■ PROBLEM
Go through each line of the entries below and tally those containing the string "settings"; give only the total.

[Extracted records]
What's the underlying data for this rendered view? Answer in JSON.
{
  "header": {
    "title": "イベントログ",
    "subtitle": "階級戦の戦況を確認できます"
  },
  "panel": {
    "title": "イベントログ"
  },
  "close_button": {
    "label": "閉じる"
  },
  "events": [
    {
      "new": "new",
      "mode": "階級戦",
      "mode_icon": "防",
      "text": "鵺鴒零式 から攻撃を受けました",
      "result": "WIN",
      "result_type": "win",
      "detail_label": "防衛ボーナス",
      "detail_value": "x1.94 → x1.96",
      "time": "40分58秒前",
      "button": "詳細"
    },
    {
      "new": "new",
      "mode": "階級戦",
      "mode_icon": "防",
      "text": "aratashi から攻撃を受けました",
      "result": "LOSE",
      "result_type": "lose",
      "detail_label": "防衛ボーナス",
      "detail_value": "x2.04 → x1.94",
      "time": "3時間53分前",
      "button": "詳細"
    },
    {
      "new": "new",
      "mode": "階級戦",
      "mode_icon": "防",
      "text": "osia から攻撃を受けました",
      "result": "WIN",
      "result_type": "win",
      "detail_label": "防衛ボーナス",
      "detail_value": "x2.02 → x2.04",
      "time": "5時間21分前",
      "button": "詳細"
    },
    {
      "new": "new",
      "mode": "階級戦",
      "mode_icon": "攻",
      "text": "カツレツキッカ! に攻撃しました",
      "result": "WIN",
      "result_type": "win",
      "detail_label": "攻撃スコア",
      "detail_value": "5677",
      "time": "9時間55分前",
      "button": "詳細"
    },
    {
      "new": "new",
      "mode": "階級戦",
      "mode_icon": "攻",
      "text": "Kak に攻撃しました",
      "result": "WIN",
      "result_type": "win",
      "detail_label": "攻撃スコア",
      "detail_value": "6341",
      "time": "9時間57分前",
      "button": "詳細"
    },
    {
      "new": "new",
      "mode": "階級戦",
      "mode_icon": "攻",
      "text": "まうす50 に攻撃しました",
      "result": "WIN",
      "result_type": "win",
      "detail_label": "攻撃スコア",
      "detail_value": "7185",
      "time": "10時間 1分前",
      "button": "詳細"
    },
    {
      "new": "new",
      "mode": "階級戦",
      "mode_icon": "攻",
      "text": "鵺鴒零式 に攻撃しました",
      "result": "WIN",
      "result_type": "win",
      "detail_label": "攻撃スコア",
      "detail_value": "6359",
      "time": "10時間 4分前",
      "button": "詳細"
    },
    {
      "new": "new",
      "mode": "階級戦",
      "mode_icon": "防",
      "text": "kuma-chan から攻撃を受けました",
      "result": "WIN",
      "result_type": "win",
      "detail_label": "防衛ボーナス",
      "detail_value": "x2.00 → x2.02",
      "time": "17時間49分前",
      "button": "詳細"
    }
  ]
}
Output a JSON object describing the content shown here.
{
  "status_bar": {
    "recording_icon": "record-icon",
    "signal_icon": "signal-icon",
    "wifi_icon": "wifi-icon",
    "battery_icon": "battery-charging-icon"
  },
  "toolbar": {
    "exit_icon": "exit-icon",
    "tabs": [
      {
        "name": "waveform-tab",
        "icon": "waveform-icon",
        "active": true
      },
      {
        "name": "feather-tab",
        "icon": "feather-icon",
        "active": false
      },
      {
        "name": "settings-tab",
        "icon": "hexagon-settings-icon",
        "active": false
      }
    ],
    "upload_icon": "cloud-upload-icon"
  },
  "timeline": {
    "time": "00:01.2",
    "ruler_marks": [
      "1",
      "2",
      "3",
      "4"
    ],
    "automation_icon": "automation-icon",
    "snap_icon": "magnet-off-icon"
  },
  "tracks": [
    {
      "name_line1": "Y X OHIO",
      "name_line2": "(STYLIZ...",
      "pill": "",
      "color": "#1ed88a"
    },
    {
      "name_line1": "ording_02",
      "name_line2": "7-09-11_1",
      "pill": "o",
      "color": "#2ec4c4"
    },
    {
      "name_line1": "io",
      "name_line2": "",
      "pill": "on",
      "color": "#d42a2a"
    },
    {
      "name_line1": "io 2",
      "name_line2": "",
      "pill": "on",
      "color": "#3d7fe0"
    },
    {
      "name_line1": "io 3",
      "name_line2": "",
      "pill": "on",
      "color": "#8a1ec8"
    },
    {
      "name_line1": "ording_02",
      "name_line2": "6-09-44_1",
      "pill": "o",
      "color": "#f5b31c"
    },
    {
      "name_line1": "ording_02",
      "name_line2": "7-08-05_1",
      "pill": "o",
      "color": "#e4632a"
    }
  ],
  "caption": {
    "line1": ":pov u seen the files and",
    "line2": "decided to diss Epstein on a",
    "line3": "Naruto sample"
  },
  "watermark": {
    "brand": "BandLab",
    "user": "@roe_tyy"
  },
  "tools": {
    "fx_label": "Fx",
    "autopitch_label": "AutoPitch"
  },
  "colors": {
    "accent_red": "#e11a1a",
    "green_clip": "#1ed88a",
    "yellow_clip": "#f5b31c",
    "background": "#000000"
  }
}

■ WORKED SOLUTION
2